A photojournalist wore a mask as the Finnish government detailed new measures to fight the coronavirus outbreak in Helsinki on 16 March 2020. (Antti Aimo-Koivisto – Lehtikuva)


THE PREPAREDNESS to combat a crisis such as the coronavirus epidemic was not at a particularly high level last spring in Finland, reveals a qualitative study carried out by Deloitte.

The London-based professional services provider interviewed a total of policy makers and central government officials for the study, finding that experiences from earlier drills could only be applied to the coronavirus-induced crisis to a limited extent.

The 47 interviewees were asked to anonymously share their experiences of crisis management and the use of emergency powers from the period between early January and late June 2020.

The study found that organising the effort to combat a crisis such as the coronavirus epidemic should be quicker than last spring and that ministries should both update and practise their preparedness strategies. It also identified a need for clearer management and organisational procedures that can be applied to various crises without major structural revisions.

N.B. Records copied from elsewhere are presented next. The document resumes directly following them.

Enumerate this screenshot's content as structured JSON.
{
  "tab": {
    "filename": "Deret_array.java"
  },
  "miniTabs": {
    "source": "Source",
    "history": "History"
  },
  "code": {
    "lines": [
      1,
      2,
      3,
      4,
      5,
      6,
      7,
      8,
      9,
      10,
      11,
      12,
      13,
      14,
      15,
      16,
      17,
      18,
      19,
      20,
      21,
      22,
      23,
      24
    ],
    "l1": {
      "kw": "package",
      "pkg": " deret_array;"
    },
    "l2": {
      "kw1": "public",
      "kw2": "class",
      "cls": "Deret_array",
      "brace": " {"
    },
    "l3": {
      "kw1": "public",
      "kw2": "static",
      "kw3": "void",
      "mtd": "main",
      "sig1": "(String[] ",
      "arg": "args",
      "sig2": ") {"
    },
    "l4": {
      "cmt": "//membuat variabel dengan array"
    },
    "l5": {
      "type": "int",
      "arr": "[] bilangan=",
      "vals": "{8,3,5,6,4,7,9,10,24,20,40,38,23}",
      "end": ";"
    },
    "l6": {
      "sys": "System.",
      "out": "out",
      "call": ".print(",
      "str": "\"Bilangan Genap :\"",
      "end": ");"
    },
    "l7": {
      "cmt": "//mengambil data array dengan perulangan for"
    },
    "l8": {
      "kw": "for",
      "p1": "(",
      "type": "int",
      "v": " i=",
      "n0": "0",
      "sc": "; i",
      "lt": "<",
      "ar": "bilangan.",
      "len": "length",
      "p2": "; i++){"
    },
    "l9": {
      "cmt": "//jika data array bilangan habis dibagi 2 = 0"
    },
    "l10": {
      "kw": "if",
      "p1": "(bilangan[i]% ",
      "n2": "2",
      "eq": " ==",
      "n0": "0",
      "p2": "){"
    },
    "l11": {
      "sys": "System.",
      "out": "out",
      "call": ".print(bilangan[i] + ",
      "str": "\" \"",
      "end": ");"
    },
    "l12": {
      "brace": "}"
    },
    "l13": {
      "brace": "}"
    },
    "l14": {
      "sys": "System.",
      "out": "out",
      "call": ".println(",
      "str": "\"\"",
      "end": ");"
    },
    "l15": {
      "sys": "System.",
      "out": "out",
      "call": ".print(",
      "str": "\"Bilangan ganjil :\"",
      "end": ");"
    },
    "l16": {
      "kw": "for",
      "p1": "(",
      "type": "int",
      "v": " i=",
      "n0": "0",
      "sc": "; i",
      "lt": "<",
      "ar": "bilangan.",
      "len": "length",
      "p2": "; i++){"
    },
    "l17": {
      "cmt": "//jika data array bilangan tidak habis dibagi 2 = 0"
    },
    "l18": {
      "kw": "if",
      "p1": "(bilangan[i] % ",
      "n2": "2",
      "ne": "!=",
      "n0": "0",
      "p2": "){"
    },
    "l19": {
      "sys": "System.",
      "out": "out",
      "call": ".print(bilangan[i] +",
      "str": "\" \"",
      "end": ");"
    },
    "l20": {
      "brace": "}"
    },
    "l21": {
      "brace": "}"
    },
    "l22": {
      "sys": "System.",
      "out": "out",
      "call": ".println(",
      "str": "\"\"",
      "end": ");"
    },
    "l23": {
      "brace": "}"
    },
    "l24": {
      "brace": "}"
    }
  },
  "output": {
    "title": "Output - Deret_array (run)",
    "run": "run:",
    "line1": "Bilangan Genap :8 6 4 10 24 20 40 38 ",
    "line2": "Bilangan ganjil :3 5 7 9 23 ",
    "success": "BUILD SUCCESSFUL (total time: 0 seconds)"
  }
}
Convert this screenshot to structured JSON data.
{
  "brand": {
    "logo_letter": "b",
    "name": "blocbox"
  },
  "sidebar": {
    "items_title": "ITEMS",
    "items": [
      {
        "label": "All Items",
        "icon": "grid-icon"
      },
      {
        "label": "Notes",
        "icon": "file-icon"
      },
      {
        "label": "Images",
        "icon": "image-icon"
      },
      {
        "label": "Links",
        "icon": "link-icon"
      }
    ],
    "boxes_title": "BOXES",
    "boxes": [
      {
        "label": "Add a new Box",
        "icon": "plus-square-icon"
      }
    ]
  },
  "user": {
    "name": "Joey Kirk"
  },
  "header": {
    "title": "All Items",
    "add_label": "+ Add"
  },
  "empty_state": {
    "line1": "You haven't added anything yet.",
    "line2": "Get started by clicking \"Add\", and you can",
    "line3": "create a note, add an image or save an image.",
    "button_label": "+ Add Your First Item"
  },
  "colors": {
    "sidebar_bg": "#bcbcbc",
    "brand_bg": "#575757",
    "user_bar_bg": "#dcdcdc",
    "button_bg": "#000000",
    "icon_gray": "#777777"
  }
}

For example, the roles of the coronavirus coordination group and operational centre were unclear.

The Ministry of Social Affairs and Health assumed too large a role in terms of leadership during the crisis, according to the interviewees. The effort, they gauged, should have been led and powers wielded more through the office of the prime minister.

Room for improvement was found also in cross-sectoral co-operation, the co-operation between the central government, industry and other authorities, and international co-operation – especially within the European Union.

Both policy-makers and government officials acknowledged that, in spite of the criticism, the crisis management effort and its results were generally successful: the decision-making was quick and principally timely, and the decisions were largely made collaboratively despite the different priorities of various administrative sectors.

The decision to invoke the emergency powers act was similarly deemed timely, even if some interviewees estimated that measures such as school closures were unnecessary.

Although the emergency powers act was deemed a key contributing factor behind the positive outcome, neither it nor other pieces of legislation provided the necessary crisis management tools. Many consequently viewed that the legislation should be updated especially in regards to the emergency powers act and communicable diseases act.

The inclusion of all administrative sectors, on the other hand, also slowed down decision making. Some also viewed that the government was at times overly concerned about operational details instead of the overall strategy.

The interviewees identified public communication as one of the main successes of last spring, with many viewing that it had an important role in managing the epidemic – in spite of the confusion about the differences between instructions, recommendations and orders.

Aleksi Teivainen – HT